Repeating the Same Emotional Cycles? Some Mindfulness Required!
Updated: October 19, 2012
In yesterday’s blog, “Do You Like Where You Are Right Now?” I talked about the benefits of describing your state of mind in the form of landscape archetypes. Now let’s take this concept one step further by recognizing what we can do when we find ourselves revising the same landscapes.
How many times have you found yourself in a repetitive cycle you just can’t seem to break? Are you back to that same situation again, the one that makes you feel powerless and miserable?
There is no shame in having slipped back into old territory. We all do so when we experience our triggers, or on anniversaries of losses or events that caused us pain. Remember, we’re all on an adventure that has its dramatic elements.
There is no escape from any terrain on the Map except through surrender to the present moment and accepting that you are in it, however unsettling and upsetting it may be. Denial will take you to the Field of Poppies, where you’ll repeat the same experience over and over until you change it. Be here, now and watch the magic begin as Spirit shows you the shadow and light of this land, providing you wisdom and insights that will empower you on your adventure.
As soon as you access your mind’s ability to step back from the Sticky Swamp or Valley of Loss and remember that you hold the power to interact with your Map, you’ll know that no feeling lasts forever and that you are not your emotions. It’s not that emotions sustain themselves indefinitely, but rather that you continually regenerate them.
You can’t erase distressing landscapes from your map, but mindfulness will help you stay grounded in the present, where you must embrace your emotional experience.

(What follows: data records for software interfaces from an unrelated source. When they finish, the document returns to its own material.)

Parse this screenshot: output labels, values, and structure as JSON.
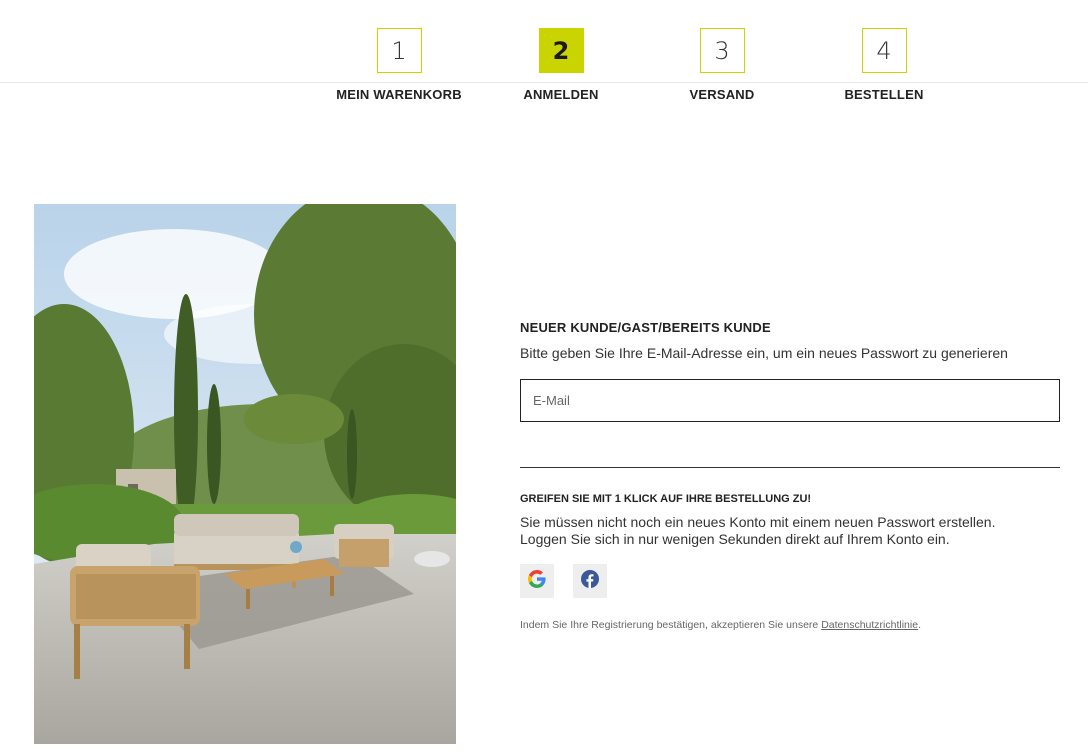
{
  "checkout_steps": [
    {
      "number": "1",
      "label": "MEIN WARENKORB"
    },
    {
      "number": "2",
      "label": "ANMELDEN"
    },
    {
      "number": "3",
      "label": "VERSAND"
    },
    {
      "number": "4",
      "label": "BESTELLEN"
    }
  ],
  "active_step": 2,
  "login": {
    "title": "NEUER KUNDE/GAST/BEREITS KUNDE",
    "subtitle": "Bitte geben Sie Ihre E-Mail-Adresse ein, um ein neues Passwort zu generieren",
    "email_placeholder": "E-Mail"
  },
  "social_login": {
    "title": "GREIFEN SIE MIT 1 KLICK AUF IHRE BESTELLUNG ZU!",
    "line1": "Sie müssen nicht noch ein neues Konto mit einem neuen Passwort erstellen.",
    "line2": "Loggen Sie sich in nur wenigen Sekunden direkt auf Ihrem Konto ein.",
    "providers": [
      {
        "name": "google",
        "icon": "google-icon"
      },
      {
        "name": "facebook",
        "icon": "facebook-icon"
      }
    ]
  },
  "legal": {
    "text": "Indem Sie Ihre Registrierung bestätigen, akzeptieren Sie unsere ",
    "link": "Datenschutzrichtlinie",
    "suffix": "."
  },
  "colors": {
    "accent": "#c9d400",
    "text": "#222222",
    "social_bg": "#eeeeee",
    "facebook": "#3b5998"
  }
}
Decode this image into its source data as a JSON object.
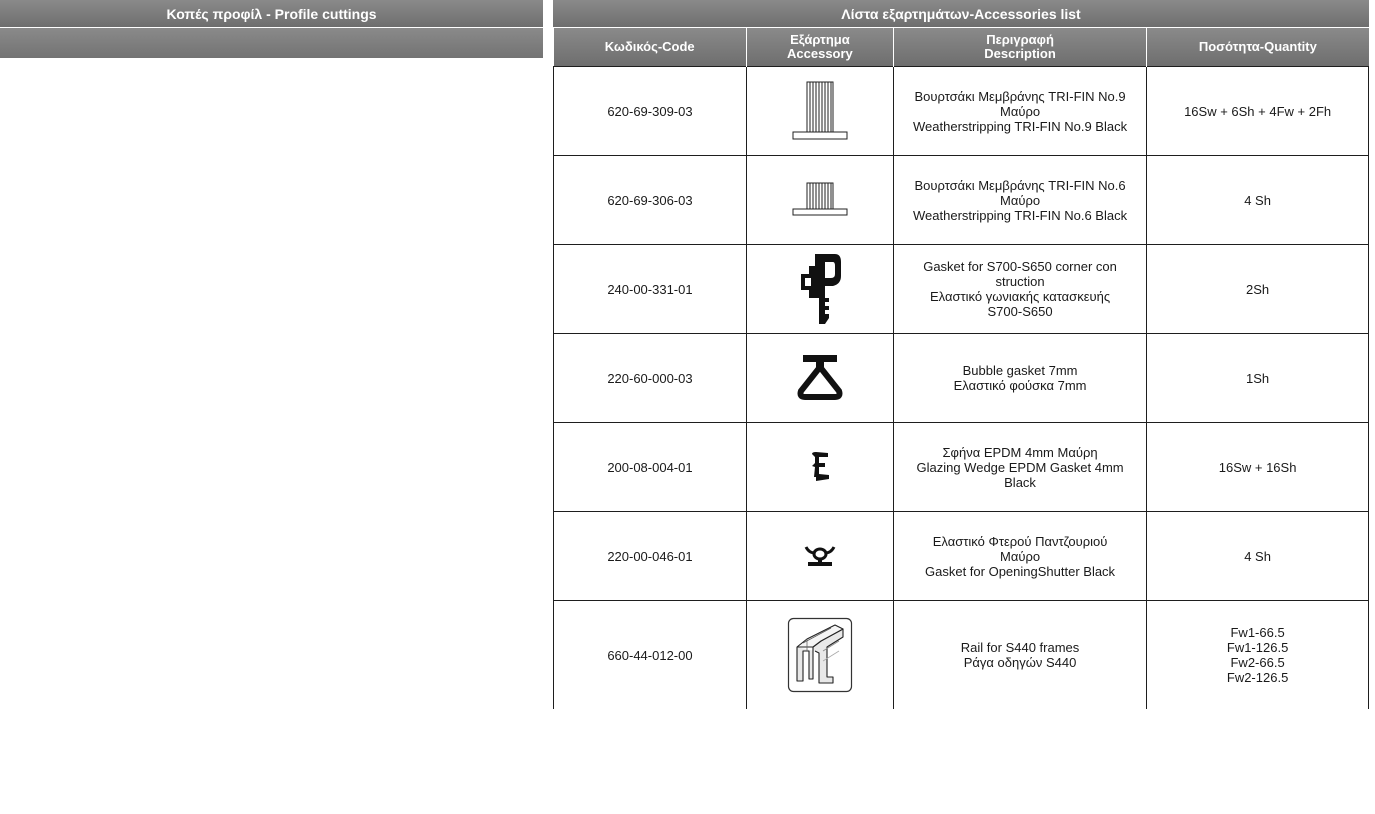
{
  "left_panel": {
    "title": "Κοπές προφίλ - Profile cuttings"
  },
  "accessories": {
    "title": "Λίστα εξαρτημάτων-Accessories list",
    "headers": {
      "code": "Κωδικός-Code",
      "accessory_gr": "Εξάρτημα",
      "accessory_en": "Accessory",
      "description_gr": "Περιγραφή",
      "description_en": "Description",
      "quantity": "Ποσότητα-Quantity"
    },
    "rows": [
      {
        "code": "620-69-309-03",
        "icon": "brush-seal-tall-icon",
        "description": [
          "Βουρτσάκι Μεμβράνης TRI-FIN No.9",
          "Μαύρο",
          "Weatherstripping TRI-FIN No.9 Black"
        ],
        "quantity": [
          "16Sw + 6Sh + 4Fw + 2Fh"
        ]
      },
      {
        "code": "620-69-306-03",
        "icon": "brush-seal-short-icon",
        "description": [
          "Βουρτσάκι Μεμβράνης TRI-FIN No.6",
          "Μαύρο",
          "Weatherstripping TRI-FIN No.6 Black"
        ],
        "quantity": [
          "4 Sh"
        ]
      },
      {
        "code": "240-00-331-01",
        "icon": "corner-gasket-icon",
        "description": [
          "Gasket for S700-S650 corner con",
          "struction",
          "Ελαστικό γωνιακής κατασκευής",
          "S700-S650"
        ],
        "quantity": [
          "2Sh"
        ]
      },
      {
        "code": "220-60-000-03",
        "icon": "bubble-gasket-icon",
        "description": [
          "Bubble gasket 7mm",
          "Ελαστικό φούσκα 7mm"
        ],
        "quantity": [
          "1Sh"
        ]
      },
      {
        "code": "200-08-004-01",
        "icon": "glazing-wedge-icon",
        "description": [
          "Σφήνα EPDM 4mm Μαύρη",
          "Glazing Wedge EPDM Gasket 4mm",
          "Black"
        ],
        "quantity": [
          "16Sw + 16Sh"
        ]
      },
      {
        "code": "220-00-046-01",
        "icon": "shutter-gasket-icon",
        "description": [
          "Ελαστικό Φτερού Παντζουριού",
          "Μαύρο",
          "Gasket for OpeningShutter Black"
        ],
        "quantity": [
          "4 Sh"
        ]
      },
      {
        "code": "660-44-012-00",
        "icon": "rail-profile-icon",
        "description": [
          "Rail for S440 frames",
          "Ράγα οδηγών S440"
        ],
        "quantity": [
          "Fw1-66.5",
          "Fw1-126.5",
          "Fw2-66.5",
          "Fw2-126.5"
        ]
      }
    ]
  },
  "colors": {
    "header_bg": "#7a7a7a",
    "header_text": "#ffffff",
    "border": "#1e1e1e"
  }
}
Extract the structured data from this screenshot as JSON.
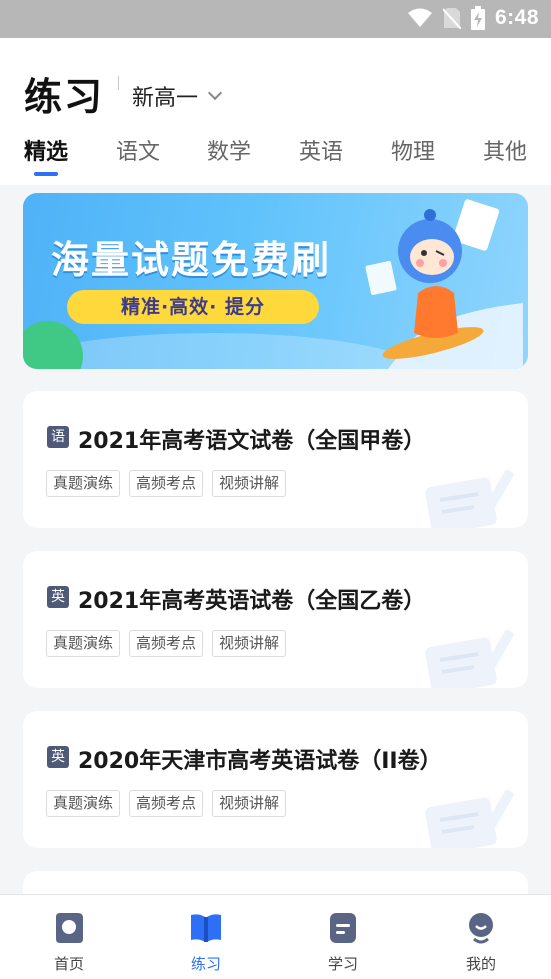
{
  "status_bar": {
    "time": "6:48"
  },
  "header": {
    "title": "练习",
    "grade": "新高一"
  },
  "tabs": [
    {
      "label": "精选",
      "active": true
    },
    {
      "label": "语文"
    },
    {
      "label": "数学"
    },
    {
      "label": "英语"
    },
    {
      "label": "物理"
    },
    {
      "label": "其他"
    }
  ],
  "banner": {
    "headline": "海量试题免费刷",
    "pill": "精准·高效· 提分"
  },
  "papers": [
    {
      "subject": "语",
      "title": "2021年高考语文试卷（全国甲卷）",
      "tags": [
        "真题演练",
        "高频考点",
        "视频讲解"
      ]
    },
    {
      "subject": "英",
      "title": "2021年高考英语试卷（全国乙卷）",
      "tags": [
        "真题演练",
        "高频考点",
        "视频讲解"
      ]
    },
    {
      "subject": "英",
      "title": "2020年天津市高考英语试卷（II卷）",
      "tags": [
        "真题演练",
        "高频考点",
        "视频讲解"
      ]
    }
  ],
  "bottom_nav": [
    {
      "label": "首页",
      "icon": "home-icon"
    },
    {
      "label": "练习",
      "icon": "practice-book-icon",
      "active": true
    },
    {
      "label": "学习",
      "icon": "study-doc-icon"
    },
    {
      "label": "我的",
      "icon": "profile-icon"
    }
  ],
  "colors": {
    "accent": "#2d6ff6",
    "subject_badge": "#4e5a78",
    "banner_pill": "#ffd93b"
  }
}
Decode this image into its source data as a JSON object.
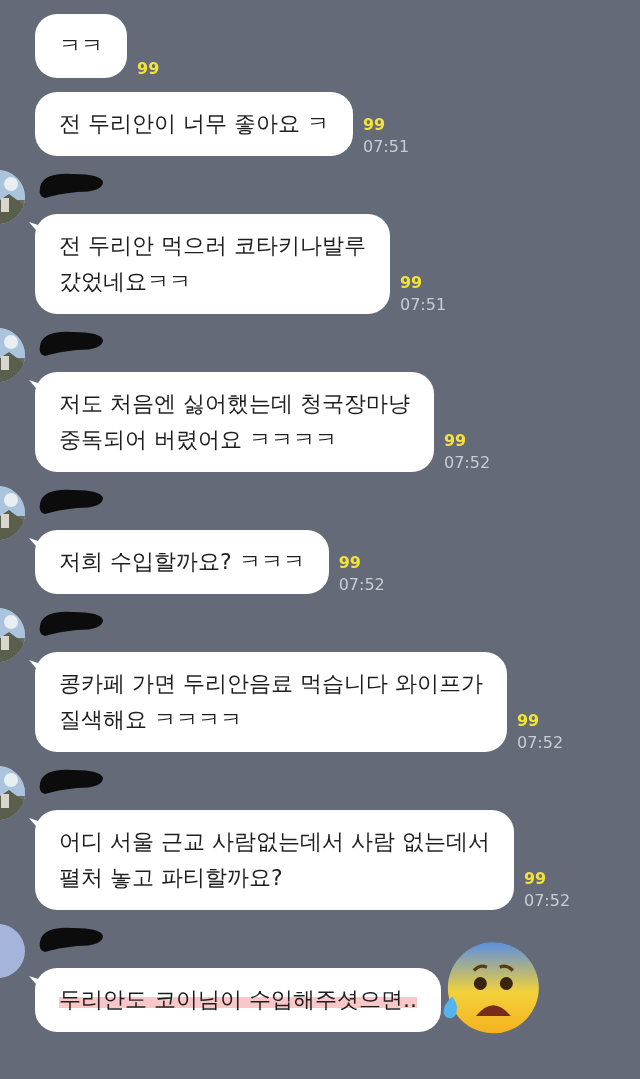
{
  "messages": [
    {
      "header": false,
      "text": "ㅋㅋ",
      "unread": "99"
    },
    {
      "header": false,
      "text": "전 두리안이 너무 좋아요 ㅋ",
      "unread": "99",
      "time": "07:51"
    },
    {
      "header": true,
      "text": "전 두리안 먹으러 코타키나발루\n갔었네요ㅋㅋ",
      "unread": "99",
      "time": "07:51"
    },
    {
      "header": true,
      "text": "저도 처음엔 싫어했는데 청국장마냥\n중독되어 버렸어요 ㅋㅋㅋㅋ",
      "unread": "99",
      "time": "07:52"
    },
    {
      "header": true,
      "text": "저희 수입할까요? ㅋㅋㅋ",
      "unread": "99",
      "time": "07:52"
    },
    {
      "header": true,
      "text": "콩카페 가면 두리안음료 먹습니다 와이프가\n질색해요 ㅋㅋㅋㅋ",
      "unread": "99",
      "time": "07:52"
    },
    {
      "header": true,
      "text": "어디 서울 근교 사람없는데서 사람 없는데서\n펼처 놓고 파티할까요?",
      "unread": "99",
      "time": "07:52"
    },
    {
      "header": true,
      "avatar": {
        "kind": "default"
      },
      "text": "두리안도 코이님이 수입해주셧으면..",
      "highlighted": true,
      "emoji": {
        "kind": "anxious"
      }
    }
  ]
}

For many of us, mindfulness – that is, the ability to keep our thoughts on the present moment – must be learned, because it’s not our habit.
The paradox is that just being able to recognize that your mind is “somewhere else” empowers you to choose where to be. To feel compassion for yourself for not being “here” right now actually brings you back into the present. As you learn to work with your map, you’ll increase your power to remain there; to leave a difficult landscape when you’re meant to, not prematurely; and to avoid unnecessary trips to lands of sorrow and suffering. You can stop feeling lost in the past or the future, running away from what you have to face.
In service and love,
(The preceding is an excerpt from The Map: Finding the Magic and Meaning in the Story of Your Life, Hay House, 2011)